“You’ve got some nerve standing me up. Nobody does that to me. Who do you think you are, Frankie Valli or some kind of big shot?”
Henry Hill tries reasoning with her telling her he thought it was the following Friday.
“It was this Friday and you agreed, so you’re a liar!”
On their first date, Henry takes Karen on a whirlwind trip through the service entrance of the fanciest restaurant in town. A special table at the front, fine food, a live show with the king of the one-liners, she didn’t know what to think. Henry pays for everything in cash. They even have Bobby Vinton sending them a bottle of the finest champagne.
One day, Karen calls Henry, screaming the boy across the street pushed her out of a car when she wouldn’t respond to his advances.
“He started to touch me. He started to grab me. I told him to stop. He didn’t stop. I hit him back. And then he got really angry.”
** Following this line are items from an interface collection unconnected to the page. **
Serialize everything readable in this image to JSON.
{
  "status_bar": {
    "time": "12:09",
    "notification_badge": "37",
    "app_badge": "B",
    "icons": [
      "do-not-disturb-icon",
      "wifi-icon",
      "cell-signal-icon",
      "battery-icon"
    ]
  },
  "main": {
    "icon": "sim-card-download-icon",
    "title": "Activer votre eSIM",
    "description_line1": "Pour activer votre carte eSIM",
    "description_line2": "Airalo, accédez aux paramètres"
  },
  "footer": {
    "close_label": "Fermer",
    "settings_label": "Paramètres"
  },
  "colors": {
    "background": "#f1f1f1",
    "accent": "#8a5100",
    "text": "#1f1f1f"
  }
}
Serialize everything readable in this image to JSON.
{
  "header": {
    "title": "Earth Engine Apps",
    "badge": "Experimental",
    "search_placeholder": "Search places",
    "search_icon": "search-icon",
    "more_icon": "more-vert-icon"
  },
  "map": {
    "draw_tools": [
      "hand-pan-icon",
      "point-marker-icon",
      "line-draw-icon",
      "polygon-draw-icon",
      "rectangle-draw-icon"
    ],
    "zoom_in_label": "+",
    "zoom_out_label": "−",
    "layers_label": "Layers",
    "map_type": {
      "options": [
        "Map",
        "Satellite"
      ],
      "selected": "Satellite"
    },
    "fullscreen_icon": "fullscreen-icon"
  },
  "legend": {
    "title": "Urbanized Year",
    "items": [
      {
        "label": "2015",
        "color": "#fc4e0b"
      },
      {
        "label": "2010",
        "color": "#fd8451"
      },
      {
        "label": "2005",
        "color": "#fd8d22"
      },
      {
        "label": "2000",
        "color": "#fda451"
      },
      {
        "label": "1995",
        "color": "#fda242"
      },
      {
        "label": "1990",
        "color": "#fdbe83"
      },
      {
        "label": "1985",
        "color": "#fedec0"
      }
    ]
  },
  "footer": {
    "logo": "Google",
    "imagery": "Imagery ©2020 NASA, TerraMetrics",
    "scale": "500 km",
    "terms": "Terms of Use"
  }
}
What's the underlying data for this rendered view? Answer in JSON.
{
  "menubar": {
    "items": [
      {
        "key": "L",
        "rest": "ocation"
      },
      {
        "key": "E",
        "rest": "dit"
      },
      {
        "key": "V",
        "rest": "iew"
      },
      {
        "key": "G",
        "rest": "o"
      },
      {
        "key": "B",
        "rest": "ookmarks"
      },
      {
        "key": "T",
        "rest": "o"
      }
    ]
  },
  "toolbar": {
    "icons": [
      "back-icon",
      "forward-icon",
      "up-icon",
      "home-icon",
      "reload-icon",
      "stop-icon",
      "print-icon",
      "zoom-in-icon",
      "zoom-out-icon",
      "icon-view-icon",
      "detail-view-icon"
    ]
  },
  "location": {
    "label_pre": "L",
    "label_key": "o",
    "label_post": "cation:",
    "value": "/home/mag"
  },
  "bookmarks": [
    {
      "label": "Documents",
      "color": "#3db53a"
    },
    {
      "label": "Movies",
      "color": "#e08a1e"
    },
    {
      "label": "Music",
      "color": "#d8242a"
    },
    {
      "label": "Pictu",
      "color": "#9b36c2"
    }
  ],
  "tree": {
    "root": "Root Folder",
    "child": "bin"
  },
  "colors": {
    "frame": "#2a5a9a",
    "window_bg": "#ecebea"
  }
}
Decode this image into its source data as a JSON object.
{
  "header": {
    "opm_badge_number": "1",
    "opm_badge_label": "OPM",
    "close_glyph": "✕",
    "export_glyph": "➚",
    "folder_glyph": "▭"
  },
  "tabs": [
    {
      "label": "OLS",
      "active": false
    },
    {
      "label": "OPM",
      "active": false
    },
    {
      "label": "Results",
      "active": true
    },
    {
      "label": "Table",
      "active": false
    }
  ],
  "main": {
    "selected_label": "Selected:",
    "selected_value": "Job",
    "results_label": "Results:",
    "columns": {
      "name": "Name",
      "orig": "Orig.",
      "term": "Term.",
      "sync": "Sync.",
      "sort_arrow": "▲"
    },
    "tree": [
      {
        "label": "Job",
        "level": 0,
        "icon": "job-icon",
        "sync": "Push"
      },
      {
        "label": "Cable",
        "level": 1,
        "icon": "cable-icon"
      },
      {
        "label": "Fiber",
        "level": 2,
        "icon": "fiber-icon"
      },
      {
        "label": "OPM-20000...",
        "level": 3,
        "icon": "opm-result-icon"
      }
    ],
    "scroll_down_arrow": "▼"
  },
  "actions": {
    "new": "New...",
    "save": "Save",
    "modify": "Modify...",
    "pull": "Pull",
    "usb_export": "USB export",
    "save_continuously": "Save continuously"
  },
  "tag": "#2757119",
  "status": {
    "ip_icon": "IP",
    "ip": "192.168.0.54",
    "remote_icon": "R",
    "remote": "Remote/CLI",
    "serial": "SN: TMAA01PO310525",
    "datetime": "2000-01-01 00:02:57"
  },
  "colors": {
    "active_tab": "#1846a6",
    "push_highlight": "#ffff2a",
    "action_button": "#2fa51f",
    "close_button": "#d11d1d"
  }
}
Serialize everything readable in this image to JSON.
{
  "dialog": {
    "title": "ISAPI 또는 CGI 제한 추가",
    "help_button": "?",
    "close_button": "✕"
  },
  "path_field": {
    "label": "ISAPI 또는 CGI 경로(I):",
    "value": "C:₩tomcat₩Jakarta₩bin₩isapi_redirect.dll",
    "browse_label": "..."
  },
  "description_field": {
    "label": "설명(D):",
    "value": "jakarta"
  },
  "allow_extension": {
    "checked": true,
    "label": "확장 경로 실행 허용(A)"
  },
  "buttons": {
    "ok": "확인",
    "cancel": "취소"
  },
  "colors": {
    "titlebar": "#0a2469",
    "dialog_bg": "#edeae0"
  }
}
Henry takes care of it. He marches across the street and pistol-whips the boy ten times, breaking the kid’s nose. To make his point, after having some words with him, Henry pounds the kid one last time.
“I know there are women, like my best friends who would have gotten out the minute their boyfriend gave them a gun to hide. But I didn’t. I’ve got to admit the truth. It turned me on.”
The couple marries and things change quickly. She realizes she’d married into two families.
“We weren’t married to nine-to-five guys. But the first time I realized how different was when Mickey had a hostess party. They had bad skin and wore too much makeup. They didn’t look very good. They looked beat-up. They talked about how rotten their kids were and about beating them with broom handles and belts. When Henry picked me up, I was dizzy. I don’t know if I could live like that.”
Whatever Karen thinks of her new family, she reasons around the quirks.
“Being together all the time made everything seem all the more normal.”
What normal is, is what normal does.
“We always did everything together, and we always were in the same crowd. Anniversaries, christenings. We only went to each other’s houses.”
And this is where I come in. I write my Women Who Wow Wednesday series in the context of strong women who stand on their own two feet. Fighters, if you will, who aren’t afraid of taking on someone or something greater than themselves. Although Goodfellas comes from a true story, characterization of real people is inevitable. Karen Hill falls into that category.
For a while, she plays by the rules, respecting her husband, keeping the status quo with his crew. But it’s that ability to think for herself that gets her in trouble. More to the point, her ability to go against the flow makes her unique. In a world of murder, deceit and betrayal, Karen demonstrates a strong conviction to do what she thinks is right.
In the end, isn’t that what matters?
Have you seen Goodfellas? What do you think of Karen?